_TASK DESCRIPTION_. Lines below that include "text" are the answer; copy each one.

_DATA FOR PROCESSING_.
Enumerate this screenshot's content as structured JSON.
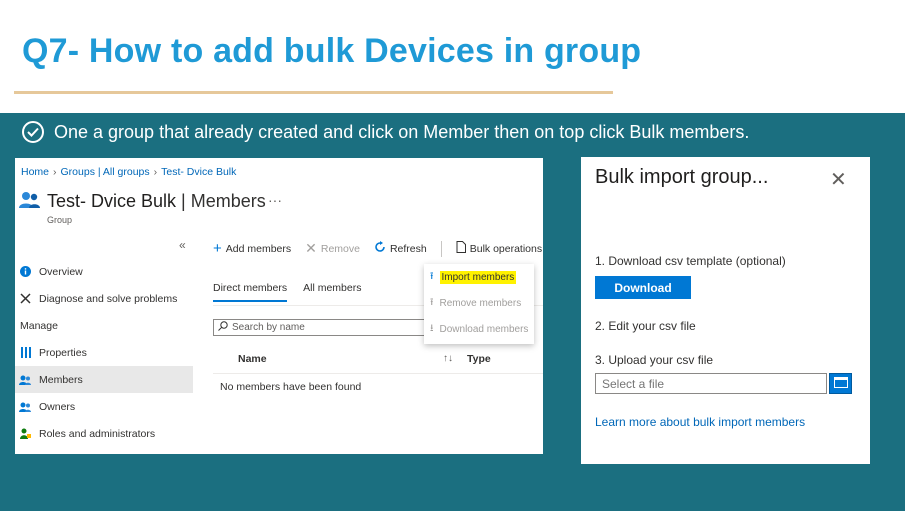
{
  "slide": {
    "title": "Q7- How to add bulk Devices in group",
    "instruction": "One a group that already created and click on Member then on top click Bulk members."
  },
  "portal": {
    "breadcrumb": [
      "Home",
      "Groups | All groups",
      "Test- Dvice Bulk"
    ],
    "title_main": "Test- Dvice Bulk",
    "title_sep": " | ",
    "title_section": "Members",
    "subtitle": "Group",
    "more": "···",
    "collapse": "«",
    "nav": {
      "overview": "Overview",
      "diagnose": "Diagnose and solve problems",
      "manage_heading": "Manage",
      "properties": "Properties",
      "members": "Members",
      "owners": "Owners",
      "roles": "Roles and administrators"
    },
    "toolbar": {
      "add_members": "Add members",
      "remove": "Remove",
      "refresh": "Refresh",
      "bulk_operations": "Bulk operations"
    },
    "tabs": {
      "direct": "Direct members",
      "all": "All members"
    },
    "search_placeholder": "Search by name",
    "columns": {
      "name": "Name",
      "type": "Type"
    },
    "empty_message": "No members have been found",
    "dropdown": {
      "import": "Import members",
      "remove": "Remove members",
      "download": "Download members"
    }
  },
  "bulk_panel": {
    "title": "Bulk import group...",
    "step1": "1. Download csv template (optional)",
    "download_label": "Download",
    "step2": "2. Edit your csv file",
    "step3": "3. Upload your csv file",
    "file_placeholder": "Select a file",
    "learn_more": "Learn more about bulk import members"
  },
  "colors": {
    "title_blue": "#1f9ad6",
    "teal_band": "#1b6f80",
    "azure_blue": "#0078d4",
    "highlight": "#fff200"
  }
}
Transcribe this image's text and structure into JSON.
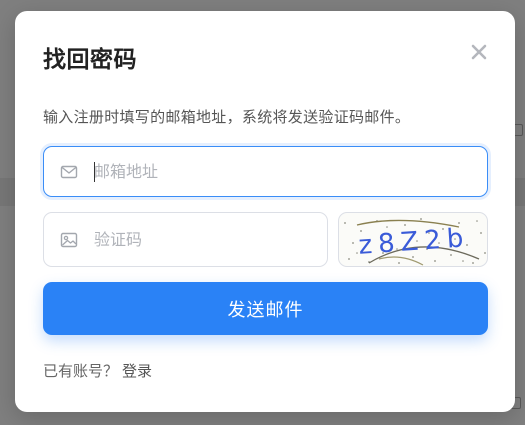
{
  "modal": {
    "title": "找回密码",
    "description": "输入注册时填写的邮箱地址，系统将发送验证码邮件。",
    "close_icon": "close-icon"
  },
  "email_field": {
    "icon": "mail-icon",
    "value": "",
    "placeholder": "邮箱地址"
  },
  "code_field": {
    "icon": "image-icon",
    "value": "",
    "placeholder": "验证码"
  },
  "captcha": {
    "text": "z8Z2b"
  },
  "submit": {
    "label": "发送邮件"
  },
  "footer": {
    "prompt": "已有账号？",
    "login_link": "登录"
  },
  "colors": {
    "primary": "#2a82f6",
    "focus_border": "#3a8df7",
    "title": "#222222",
    "text": "#555555",
    "placeholder": "#b0b3b9",
    "captcha_glyph": "#3a5bd8"
  }
}
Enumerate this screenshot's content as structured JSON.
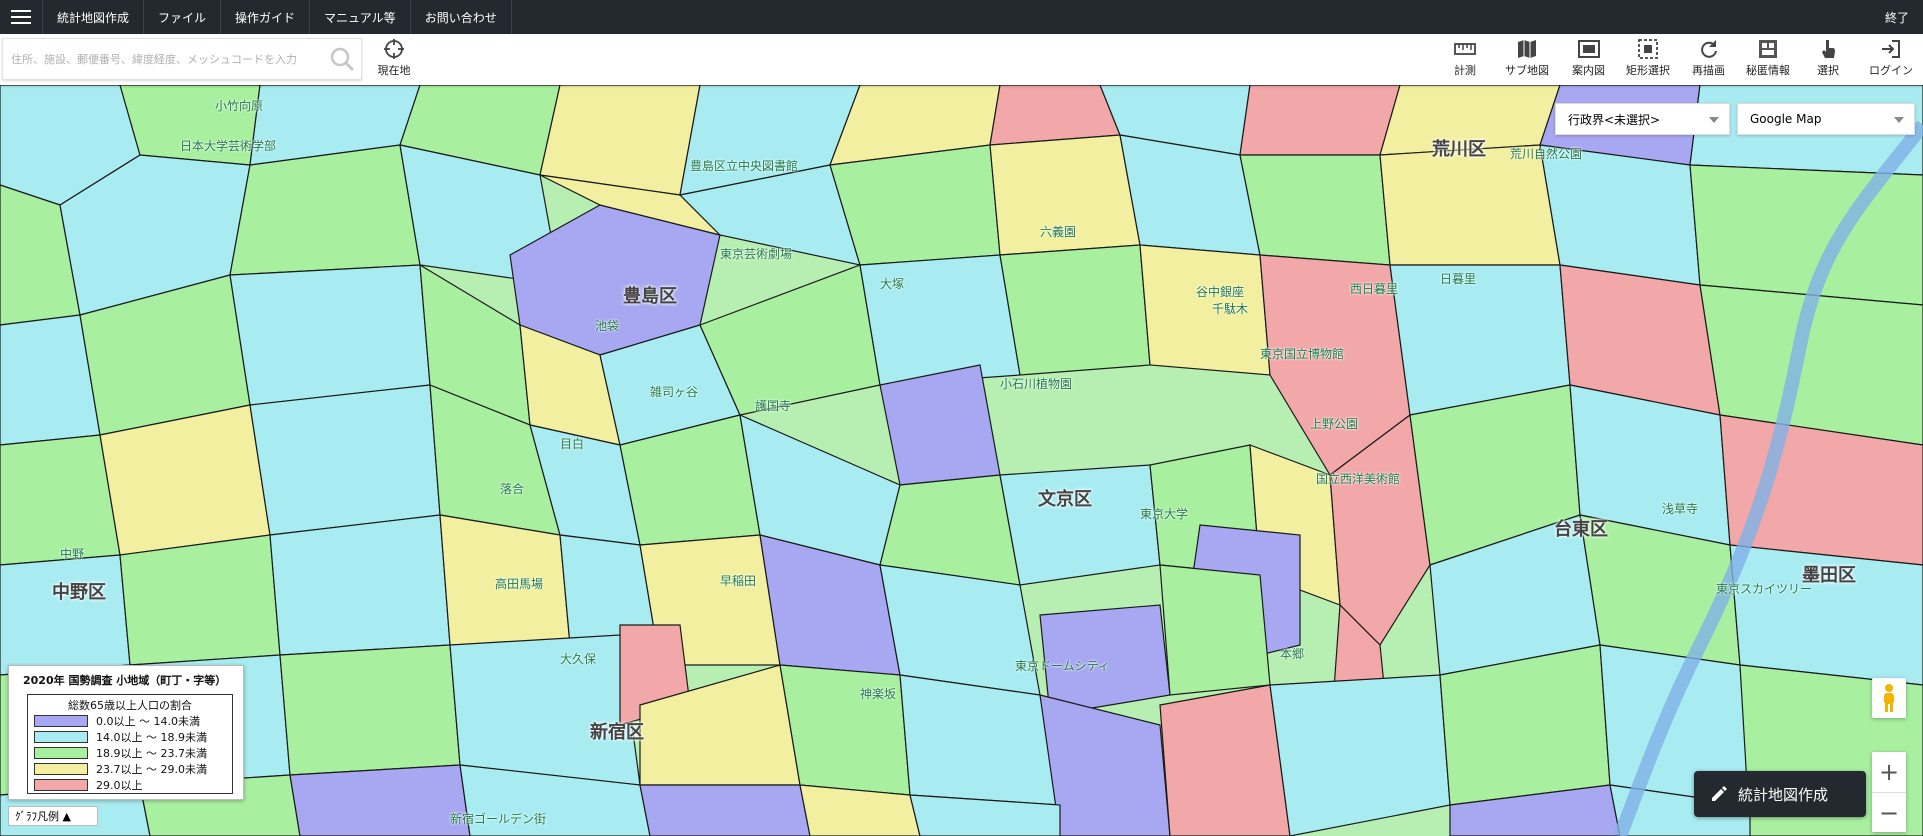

_SOLUTION_.
Transcribe this image's text and structure into JSON.
    "text": "z8Z2b"
    "text": "#555555",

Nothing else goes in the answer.